Yet we took hope from an unlikely place Wednesday night: U.S. senators. As they rose to speak one after the other, we could not peel ourselves away from the screen — because it was so different, so much better than what we have become used to hearing from politicians. Republicans, Democrats and others were talking about government the way it should be. Sen. Angus King, an independent from Maine, spoke about how American democracy is not normal in a human history filled with kings and dictators, and how it must be carefully maintained. Some senators, such as Lindsey Graham, changed their minds and said they could no longer be party to the Trump train. Sen. Mitt Romney, a Republican who never bought Trump’s nonsense, got a standing ovation for saying, “The best way we can show respect for the voters who are upset is by telling them the truth.” Even those who objected to states’ electors — thus perpetuating Trump’s lies about votes being stolen from him — at least talked about believing in government rather than lawlessness.

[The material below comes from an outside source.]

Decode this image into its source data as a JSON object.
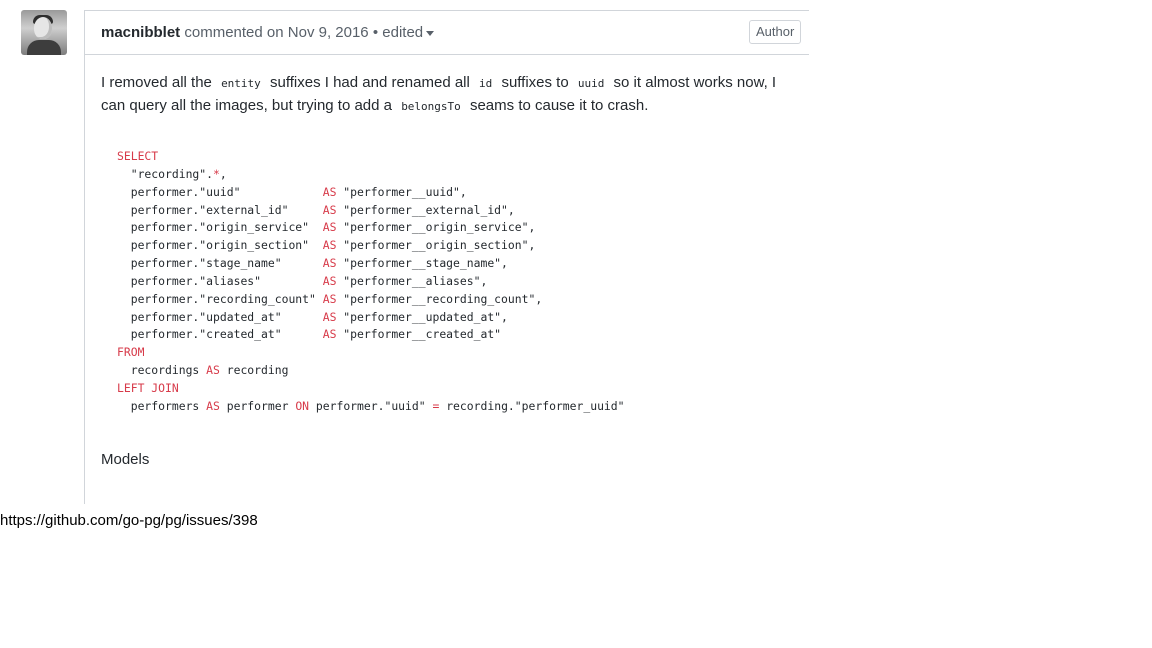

Laying aside short-term goals such as election, politicians should know that in the long term, integrity will be how they are measured in history. Richard Nixon won two presidential elections, but we don’t look back on him fondly because he played dirty. When we remember great sports teams, we don’t cherish goons, bean ballers and bone breakers — those who pushed boundaries to get away with as much rule-breaking as they could. Rather, we treasure those who played with class and character, as well as amazing talent.
So yes, we dare to hope that, starting now, integrity will be voters’ top desire, along with honesty and sympathy. Be on notice, politicians at the local, state and federal levels: We might be right.
You may think this is naive, but we honestly believe most Americans are desperate for it. They are hungry for Republicans and Democrats to get over their feud and treat each other like human beings again.
It’s a tall order, but what’s the alternative?